Labor's Dead Tree... Is Dead
Yeah, the paper misspells its headline in its last issue. But let’s not get distracted from the fact that this is a big deal.
This is a major milestone in the long slow, inexorable decline of labor here.
The Milwaukee Labor Press newspaper, which for 73 years served as "the voice of Milwaukee labor," has printed its final edition.
"As we put this paper to bed, our readers should understand that this isn't the death of the voice of organized labor," wrote Sheila Cochran, the chief operating officer of the Milwaukee Area Labor Council, which published the paper.
Consider that at its peak, The Milwaukee Labor Press had 150,000 "subscribers." At its demise, it was sending out less than a third as many copies. And few of those were subscribers in the usual sense. As the story makes clear, the paper – a reliably turgid vehicle of unionist propaganda – was subsidized by the unions and its demise was yet another symptom of their decline.
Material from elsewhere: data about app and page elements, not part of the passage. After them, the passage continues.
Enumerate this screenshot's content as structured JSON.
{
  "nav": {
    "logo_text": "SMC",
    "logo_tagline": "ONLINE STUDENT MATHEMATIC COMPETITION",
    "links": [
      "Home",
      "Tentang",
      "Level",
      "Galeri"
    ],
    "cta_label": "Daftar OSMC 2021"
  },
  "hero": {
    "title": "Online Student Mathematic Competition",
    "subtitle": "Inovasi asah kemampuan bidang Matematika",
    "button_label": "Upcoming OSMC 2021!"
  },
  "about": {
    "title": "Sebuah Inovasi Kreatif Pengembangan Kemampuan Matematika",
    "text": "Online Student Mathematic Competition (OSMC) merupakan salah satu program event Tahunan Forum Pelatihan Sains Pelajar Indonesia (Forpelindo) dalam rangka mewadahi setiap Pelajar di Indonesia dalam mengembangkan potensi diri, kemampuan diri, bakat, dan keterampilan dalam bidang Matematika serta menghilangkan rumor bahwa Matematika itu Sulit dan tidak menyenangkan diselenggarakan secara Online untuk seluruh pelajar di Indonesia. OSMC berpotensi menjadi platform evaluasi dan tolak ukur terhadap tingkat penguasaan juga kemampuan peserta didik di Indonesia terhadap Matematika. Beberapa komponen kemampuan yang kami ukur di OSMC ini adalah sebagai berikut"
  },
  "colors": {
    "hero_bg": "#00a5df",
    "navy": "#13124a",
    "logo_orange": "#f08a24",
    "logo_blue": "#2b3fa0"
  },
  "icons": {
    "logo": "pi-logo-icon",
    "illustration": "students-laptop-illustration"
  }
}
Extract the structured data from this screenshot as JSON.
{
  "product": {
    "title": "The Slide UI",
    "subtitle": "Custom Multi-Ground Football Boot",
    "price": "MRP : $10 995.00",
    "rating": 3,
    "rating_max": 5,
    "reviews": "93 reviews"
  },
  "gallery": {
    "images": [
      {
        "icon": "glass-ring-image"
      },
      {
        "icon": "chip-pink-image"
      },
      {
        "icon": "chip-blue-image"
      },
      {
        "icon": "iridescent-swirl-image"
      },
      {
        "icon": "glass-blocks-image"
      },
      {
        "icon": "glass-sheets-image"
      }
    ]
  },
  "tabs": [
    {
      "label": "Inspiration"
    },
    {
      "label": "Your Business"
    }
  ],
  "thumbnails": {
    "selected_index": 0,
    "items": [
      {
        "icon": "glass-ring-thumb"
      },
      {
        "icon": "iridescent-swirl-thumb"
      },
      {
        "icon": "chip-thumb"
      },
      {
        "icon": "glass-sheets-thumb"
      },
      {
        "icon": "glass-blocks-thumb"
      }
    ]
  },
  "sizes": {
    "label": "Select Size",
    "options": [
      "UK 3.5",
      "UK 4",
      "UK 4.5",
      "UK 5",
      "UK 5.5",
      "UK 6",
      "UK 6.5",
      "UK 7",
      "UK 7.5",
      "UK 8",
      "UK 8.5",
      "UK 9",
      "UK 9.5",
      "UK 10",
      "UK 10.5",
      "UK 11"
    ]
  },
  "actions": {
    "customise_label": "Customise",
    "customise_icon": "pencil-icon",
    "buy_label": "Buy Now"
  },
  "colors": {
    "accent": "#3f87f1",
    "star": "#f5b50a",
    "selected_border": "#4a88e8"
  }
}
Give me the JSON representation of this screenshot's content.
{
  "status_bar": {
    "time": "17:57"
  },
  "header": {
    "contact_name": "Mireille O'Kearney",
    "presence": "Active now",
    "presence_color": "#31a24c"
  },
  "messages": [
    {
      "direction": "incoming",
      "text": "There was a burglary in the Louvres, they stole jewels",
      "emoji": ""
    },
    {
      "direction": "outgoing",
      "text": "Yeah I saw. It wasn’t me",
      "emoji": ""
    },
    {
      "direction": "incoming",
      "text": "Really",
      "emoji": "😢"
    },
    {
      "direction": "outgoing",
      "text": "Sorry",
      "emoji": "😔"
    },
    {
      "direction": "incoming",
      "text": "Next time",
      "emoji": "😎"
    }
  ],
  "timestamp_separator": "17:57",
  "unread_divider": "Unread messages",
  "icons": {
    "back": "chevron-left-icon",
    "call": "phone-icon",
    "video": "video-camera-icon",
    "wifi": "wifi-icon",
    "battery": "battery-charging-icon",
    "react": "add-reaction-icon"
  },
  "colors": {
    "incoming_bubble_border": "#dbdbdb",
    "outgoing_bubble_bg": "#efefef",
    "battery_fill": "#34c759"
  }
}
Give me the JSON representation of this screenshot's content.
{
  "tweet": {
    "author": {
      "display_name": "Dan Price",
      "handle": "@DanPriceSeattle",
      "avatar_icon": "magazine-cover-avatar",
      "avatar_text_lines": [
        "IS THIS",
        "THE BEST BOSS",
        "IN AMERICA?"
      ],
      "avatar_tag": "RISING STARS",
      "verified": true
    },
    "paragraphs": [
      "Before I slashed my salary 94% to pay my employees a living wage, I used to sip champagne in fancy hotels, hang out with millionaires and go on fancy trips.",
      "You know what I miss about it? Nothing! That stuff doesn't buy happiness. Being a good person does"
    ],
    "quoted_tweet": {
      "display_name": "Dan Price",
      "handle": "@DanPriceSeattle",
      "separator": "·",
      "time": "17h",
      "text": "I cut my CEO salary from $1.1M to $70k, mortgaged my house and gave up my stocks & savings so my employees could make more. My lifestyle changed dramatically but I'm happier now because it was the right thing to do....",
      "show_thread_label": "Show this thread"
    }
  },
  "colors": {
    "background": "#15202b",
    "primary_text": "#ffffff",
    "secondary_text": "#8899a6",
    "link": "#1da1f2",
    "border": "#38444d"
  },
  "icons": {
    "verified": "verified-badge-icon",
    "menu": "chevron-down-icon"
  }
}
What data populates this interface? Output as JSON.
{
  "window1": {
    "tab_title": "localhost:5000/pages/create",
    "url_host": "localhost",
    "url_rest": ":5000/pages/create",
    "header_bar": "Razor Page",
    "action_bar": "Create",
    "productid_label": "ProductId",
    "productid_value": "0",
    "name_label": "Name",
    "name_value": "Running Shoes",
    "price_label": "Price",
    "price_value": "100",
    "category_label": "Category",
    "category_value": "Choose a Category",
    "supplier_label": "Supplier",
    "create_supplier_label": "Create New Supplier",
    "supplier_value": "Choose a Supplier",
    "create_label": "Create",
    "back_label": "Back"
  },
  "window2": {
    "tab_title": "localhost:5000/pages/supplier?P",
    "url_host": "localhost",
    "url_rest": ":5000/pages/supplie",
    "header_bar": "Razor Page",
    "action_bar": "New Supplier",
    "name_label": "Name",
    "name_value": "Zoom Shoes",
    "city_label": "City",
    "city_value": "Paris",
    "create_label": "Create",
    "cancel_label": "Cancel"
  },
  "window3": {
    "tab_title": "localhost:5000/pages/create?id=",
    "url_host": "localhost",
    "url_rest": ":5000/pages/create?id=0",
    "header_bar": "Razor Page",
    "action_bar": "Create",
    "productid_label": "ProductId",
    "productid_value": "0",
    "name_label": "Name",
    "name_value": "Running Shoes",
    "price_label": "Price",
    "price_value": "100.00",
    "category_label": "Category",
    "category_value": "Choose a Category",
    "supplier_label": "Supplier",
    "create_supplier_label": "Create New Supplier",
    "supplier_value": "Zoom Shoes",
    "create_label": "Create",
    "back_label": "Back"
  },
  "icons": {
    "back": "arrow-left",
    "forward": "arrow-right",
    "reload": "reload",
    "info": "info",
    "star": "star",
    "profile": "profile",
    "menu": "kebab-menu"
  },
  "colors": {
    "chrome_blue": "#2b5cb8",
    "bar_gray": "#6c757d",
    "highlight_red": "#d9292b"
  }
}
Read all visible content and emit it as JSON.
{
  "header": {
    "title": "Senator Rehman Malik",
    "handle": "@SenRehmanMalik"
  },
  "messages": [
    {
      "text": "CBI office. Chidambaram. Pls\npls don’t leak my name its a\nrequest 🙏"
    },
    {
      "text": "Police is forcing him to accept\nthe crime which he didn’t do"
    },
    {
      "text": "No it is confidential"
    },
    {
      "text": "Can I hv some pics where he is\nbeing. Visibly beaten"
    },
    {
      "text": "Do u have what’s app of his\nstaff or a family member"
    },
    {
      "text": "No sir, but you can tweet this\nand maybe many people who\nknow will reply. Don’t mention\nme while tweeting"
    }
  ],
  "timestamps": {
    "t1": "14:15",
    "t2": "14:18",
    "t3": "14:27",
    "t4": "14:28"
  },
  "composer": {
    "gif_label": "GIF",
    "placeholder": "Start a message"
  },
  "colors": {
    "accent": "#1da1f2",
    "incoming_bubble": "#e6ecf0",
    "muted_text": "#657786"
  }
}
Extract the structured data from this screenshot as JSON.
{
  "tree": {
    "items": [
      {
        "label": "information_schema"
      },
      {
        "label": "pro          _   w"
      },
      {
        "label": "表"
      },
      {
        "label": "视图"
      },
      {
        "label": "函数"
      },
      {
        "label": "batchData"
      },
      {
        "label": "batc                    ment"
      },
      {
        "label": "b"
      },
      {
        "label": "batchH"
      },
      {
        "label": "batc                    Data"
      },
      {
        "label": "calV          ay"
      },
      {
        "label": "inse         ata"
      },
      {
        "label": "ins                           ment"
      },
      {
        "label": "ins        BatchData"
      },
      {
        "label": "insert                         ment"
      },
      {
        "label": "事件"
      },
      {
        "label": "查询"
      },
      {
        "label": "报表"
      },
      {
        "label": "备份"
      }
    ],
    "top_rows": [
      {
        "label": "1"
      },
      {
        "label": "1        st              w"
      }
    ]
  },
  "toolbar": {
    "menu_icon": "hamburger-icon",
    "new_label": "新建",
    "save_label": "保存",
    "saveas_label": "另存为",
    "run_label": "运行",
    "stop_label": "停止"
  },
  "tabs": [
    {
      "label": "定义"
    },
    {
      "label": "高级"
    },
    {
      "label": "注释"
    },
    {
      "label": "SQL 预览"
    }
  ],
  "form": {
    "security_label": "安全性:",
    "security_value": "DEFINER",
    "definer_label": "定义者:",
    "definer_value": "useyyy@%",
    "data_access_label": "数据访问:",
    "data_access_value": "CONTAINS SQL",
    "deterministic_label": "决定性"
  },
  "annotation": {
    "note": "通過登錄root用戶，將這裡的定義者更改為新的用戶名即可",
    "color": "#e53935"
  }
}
It is also a sign that Act 10 continues to work:
What the story doesn’t mention is that the loss of union membership is a result of workers finally being given a choice whether they want to join the union. When union membership was mandatory, the unions count on a steady flow of dues money they could use to prop up the paper.
Now that those workers are free to choose, they are apparently choosing in big numbers to spend their money elsewhere.